» **Task to carry out**
Report back every line of the entries that contains "this", exactly as written.

[Record excerpts Boundary: Start]

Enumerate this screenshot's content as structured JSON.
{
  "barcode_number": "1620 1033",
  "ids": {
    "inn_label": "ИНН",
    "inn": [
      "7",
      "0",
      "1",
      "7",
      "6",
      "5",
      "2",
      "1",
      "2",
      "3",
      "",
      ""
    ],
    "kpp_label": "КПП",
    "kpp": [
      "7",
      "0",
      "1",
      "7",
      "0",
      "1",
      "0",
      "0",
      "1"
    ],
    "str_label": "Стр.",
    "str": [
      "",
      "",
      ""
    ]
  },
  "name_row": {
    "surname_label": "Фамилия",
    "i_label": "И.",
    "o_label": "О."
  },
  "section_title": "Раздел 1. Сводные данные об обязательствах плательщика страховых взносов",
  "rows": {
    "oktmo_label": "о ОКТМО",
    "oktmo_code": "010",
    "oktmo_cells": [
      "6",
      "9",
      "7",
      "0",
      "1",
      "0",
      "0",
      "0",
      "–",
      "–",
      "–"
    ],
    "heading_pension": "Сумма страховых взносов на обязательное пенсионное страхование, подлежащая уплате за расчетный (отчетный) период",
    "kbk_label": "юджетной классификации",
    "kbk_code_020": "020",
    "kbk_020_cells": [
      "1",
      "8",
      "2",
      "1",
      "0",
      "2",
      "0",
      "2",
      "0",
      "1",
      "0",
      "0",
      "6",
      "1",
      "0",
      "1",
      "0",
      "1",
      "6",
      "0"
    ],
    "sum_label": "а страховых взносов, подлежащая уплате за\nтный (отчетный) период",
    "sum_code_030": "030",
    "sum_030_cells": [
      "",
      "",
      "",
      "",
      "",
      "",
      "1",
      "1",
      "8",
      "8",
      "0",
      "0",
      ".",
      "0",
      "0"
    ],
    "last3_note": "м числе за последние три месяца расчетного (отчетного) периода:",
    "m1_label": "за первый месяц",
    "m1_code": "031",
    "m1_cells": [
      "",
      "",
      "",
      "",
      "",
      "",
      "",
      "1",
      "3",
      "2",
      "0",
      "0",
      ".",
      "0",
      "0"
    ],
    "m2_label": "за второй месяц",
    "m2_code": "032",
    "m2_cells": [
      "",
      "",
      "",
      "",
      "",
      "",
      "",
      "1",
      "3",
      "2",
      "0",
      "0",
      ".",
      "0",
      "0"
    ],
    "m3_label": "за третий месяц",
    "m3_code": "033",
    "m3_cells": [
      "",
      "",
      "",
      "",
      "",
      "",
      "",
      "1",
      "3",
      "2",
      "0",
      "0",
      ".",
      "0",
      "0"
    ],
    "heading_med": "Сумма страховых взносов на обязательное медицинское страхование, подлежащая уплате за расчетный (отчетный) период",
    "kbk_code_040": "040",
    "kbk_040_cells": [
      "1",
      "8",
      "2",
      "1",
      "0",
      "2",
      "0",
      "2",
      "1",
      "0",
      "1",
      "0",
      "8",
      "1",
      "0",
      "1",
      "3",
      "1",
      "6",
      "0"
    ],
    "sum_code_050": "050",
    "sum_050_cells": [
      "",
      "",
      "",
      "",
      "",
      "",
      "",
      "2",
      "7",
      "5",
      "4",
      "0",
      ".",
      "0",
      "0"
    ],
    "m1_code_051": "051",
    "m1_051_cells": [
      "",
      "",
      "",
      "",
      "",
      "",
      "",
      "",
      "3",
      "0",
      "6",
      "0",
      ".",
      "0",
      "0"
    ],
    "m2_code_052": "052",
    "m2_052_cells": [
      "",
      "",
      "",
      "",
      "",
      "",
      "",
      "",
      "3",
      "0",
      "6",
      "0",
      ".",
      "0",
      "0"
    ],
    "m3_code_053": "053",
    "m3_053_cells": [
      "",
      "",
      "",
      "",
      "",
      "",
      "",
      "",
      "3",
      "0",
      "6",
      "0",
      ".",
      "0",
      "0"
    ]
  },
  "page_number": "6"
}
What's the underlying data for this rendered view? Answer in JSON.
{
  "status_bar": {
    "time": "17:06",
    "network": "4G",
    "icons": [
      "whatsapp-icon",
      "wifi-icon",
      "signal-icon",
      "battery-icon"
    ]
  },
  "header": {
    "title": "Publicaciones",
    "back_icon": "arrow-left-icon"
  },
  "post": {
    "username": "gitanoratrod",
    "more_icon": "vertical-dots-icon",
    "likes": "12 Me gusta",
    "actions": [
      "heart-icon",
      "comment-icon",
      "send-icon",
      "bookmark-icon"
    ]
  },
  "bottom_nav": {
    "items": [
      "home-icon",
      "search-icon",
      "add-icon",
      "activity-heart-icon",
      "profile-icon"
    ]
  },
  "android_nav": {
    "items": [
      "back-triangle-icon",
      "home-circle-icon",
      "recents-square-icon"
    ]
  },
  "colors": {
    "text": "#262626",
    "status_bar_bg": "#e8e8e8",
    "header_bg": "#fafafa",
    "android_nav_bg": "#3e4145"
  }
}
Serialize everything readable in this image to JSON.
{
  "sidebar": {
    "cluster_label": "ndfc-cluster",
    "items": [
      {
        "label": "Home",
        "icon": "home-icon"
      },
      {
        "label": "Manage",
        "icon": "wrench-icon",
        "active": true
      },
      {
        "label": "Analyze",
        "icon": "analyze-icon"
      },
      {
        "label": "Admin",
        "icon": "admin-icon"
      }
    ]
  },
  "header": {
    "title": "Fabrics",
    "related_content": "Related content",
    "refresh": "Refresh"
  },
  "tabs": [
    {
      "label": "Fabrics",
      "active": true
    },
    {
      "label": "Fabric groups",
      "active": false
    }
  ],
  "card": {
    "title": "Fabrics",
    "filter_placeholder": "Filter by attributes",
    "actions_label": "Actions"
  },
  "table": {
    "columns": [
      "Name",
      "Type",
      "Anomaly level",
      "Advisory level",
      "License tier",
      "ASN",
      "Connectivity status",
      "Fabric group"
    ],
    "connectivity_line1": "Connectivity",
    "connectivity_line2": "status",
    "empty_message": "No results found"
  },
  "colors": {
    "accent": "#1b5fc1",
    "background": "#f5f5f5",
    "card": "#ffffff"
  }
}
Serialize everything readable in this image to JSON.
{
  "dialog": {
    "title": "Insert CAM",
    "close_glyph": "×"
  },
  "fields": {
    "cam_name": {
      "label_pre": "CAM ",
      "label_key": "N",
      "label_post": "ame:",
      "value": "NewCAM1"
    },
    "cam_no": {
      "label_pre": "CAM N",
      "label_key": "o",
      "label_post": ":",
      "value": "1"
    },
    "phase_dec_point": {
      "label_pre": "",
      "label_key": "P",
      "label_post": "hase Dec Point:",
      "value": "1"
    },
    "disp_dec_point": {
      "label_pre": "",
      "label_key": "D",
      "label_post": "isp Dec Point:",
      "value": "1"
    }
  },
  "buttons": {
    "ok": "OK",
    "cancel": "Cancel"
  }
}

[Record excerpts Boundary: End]

» **Result of the task**
Enumerate this screenshot's content as structured JSON.
What's the underlying data for this rendered view? Answer in JSON.
Serialize everything readable in this image to JSON.
Serialize everything readable in this image to JSON.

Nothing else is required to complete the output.